Like most backup programs, you need another drive to store the File History archive. You can use an external USB drive or a network location, and Microsoft has instructions for setting up either method on its site.
English Grammar Today by Cambridge says: "We use for + the -ing form of a verb to talk about the function of something or how something is used".
According to this grammar book, the above piece, quoted from The New York Times, would be wrong where the journalist write the bolded sentence because s/he is just talking about the drive function.
So, always in reference the mentioned rule, the journalist should write: "you need another drive for storing the File History archive".

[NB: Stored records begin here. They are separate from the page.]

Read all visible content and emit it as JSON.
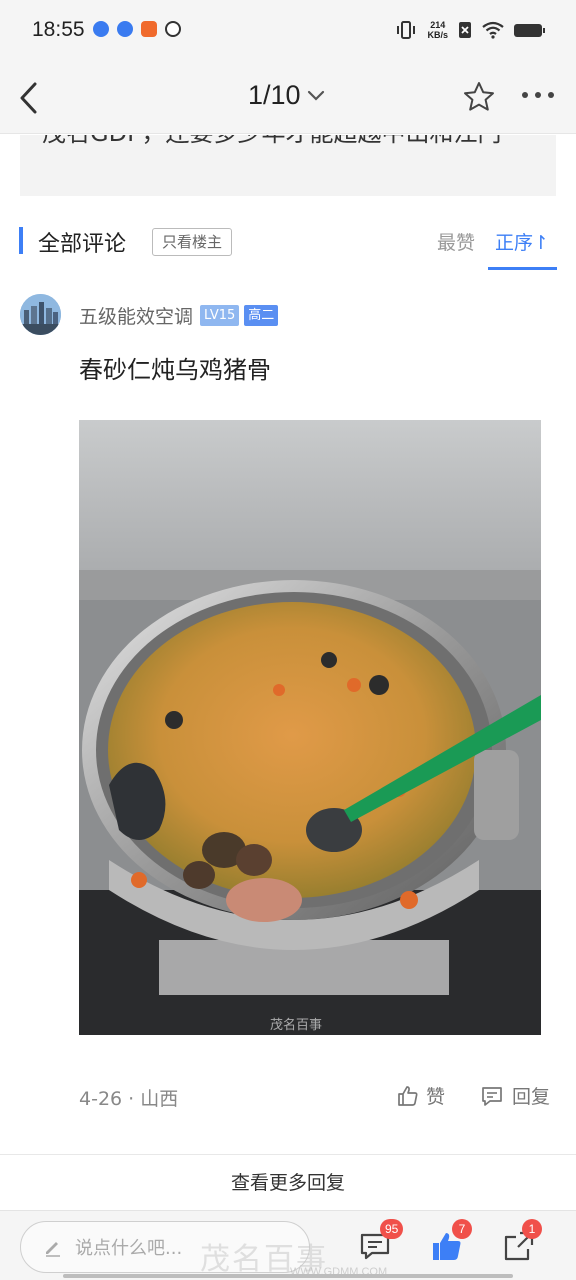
{
  "status_bar": {
    "time": "18:55",
    "net_speed_value": "214",
    "net_speed_unit": "KB/s"
  },
  "nav": {
    "page_indicator": "1/10"
  },
  "quote": {
    "text": "茂名GDP，还要多少年才能超越中山和江门"
  },
  "comments_header": {
    "title": "全部评论",
    "only_op_label": "只看楼主",
    "sort_hot_label": "最赞",
    "sort_asc_label": "正序↾"
  },
  "comment": {
    "username": "五级能效空调",
    "level_badge": "LV15",
    "grade_badge": "高二",
    "text": "春砂仁炖乌鸡猪骨",
    "date_location": "4-26 · 山西",
    "like_label": "赞",
    "reply_label": "回复",
    "photo_watermark": "茂名百事"
  },
  "more_replies_label": "查看更多回复",
  "bottom_bar": {
    "input_placeholder": "说点什么吧...",
    "comment_count": "95",
    "like_count": "7",
    "share_count": "1"
  },
  "watermark": {
    "text": "茂名百事",
    "url": "WWW.GDMM.COM"
  },
  "colors": {
    "accent": "#3d7ff6",
    "badge_red": "#f0504a"
  }
}
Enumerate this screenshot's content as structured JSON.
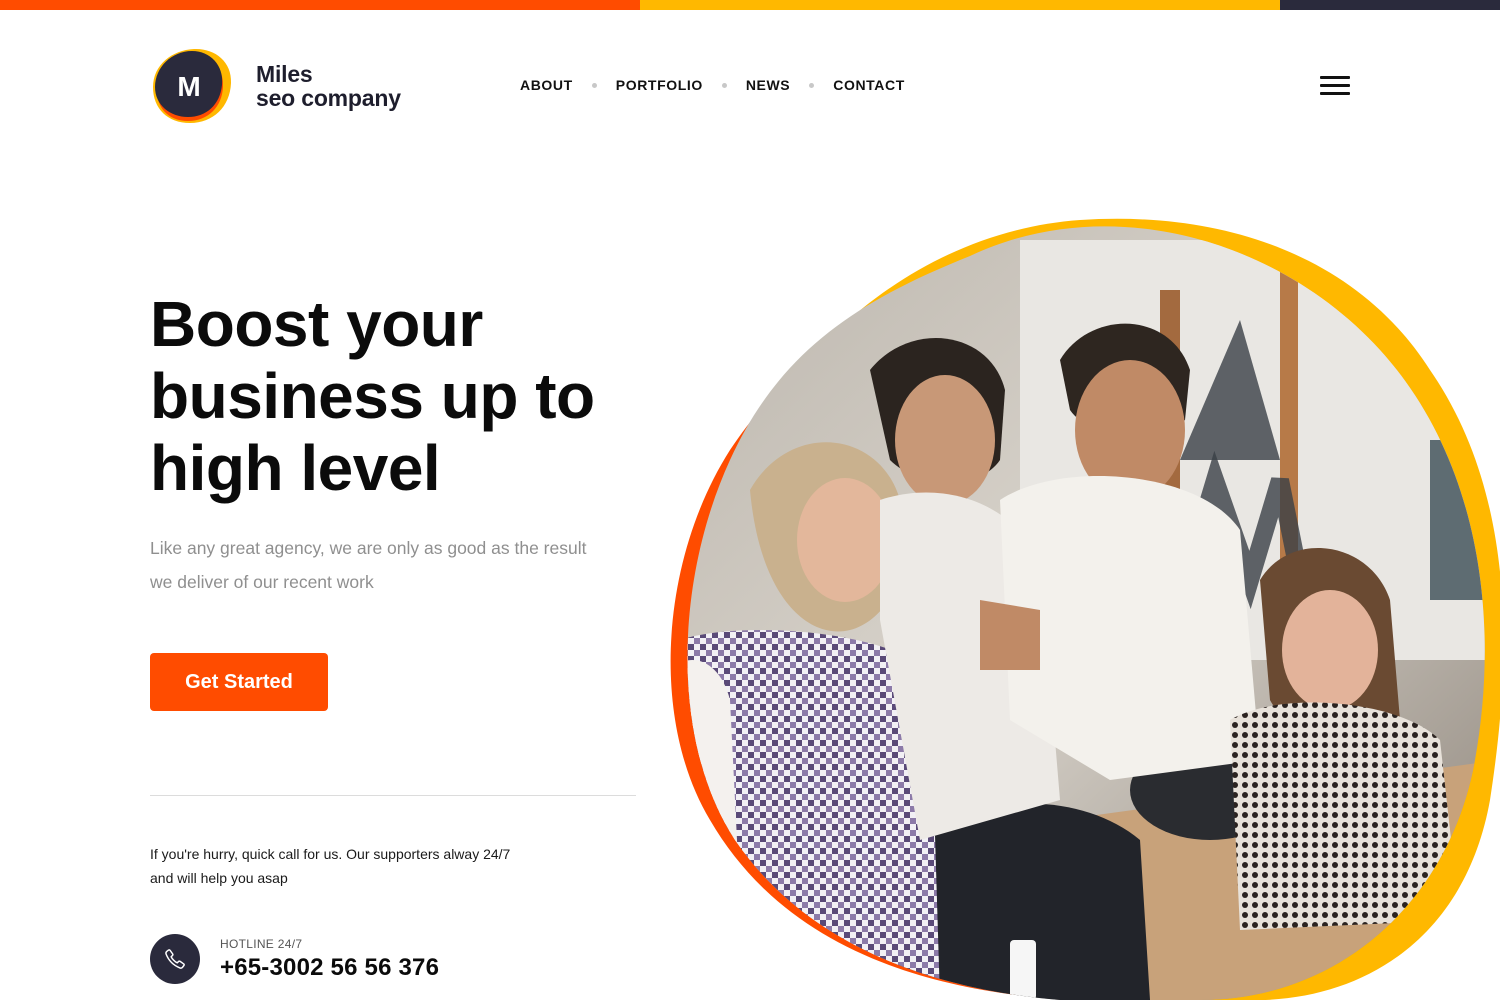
{
  "colors": {
    "accent_orange": "#ff4c00",
    "accent_yellow": "#ffb800",
    "navy": "#2a2a3c",
    "topbar": [
      "#ff4c00",
      "#ffb800",
      "#2a2a3c"
    ]
  },
  "header": {
    "logo": {
      "mark_letter": "M",
      "line1": "Miles",
      "line2": "seo company"
    },
    "nav": [
      "ABOUT",
      "PORTFOLIO",
      "NEWS",
      "CONTACT"
    ],
    "menu_icon": "hamburger-icon"
  },
  "hero": {
    "title_lines": [
      "Boost your",
      "business up to",
      "high level"
    ],
    "subtitle_lines": [
      "Like any great agency, we are only as good as the result",
      "we deliver of our recent work"
    ],
    "cta_label": "Get Started",
    "note_lines": [
      "If you're hurry, quick call for us. Our supporters alway 24/7",
      "and will help you asap"
    ],
    "hotline_label": "HOTLINE 24/7",
    "hotline_number": "+65-3002 56 56 376",
    "phone_icon": "phone-icon",
    "image": "team-meeting-photo"
  }
}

Since I have found other occurrences of " ... need [something] 'infinitive' ... " on the Internet ("You need a licence to store petroleum spirit.", "Children need their own space to develop free from the prying eyes of parents" and many others), the question is: Is the above rule an actual rule? Or, does the verb "to need" has something special that makes it generating exception?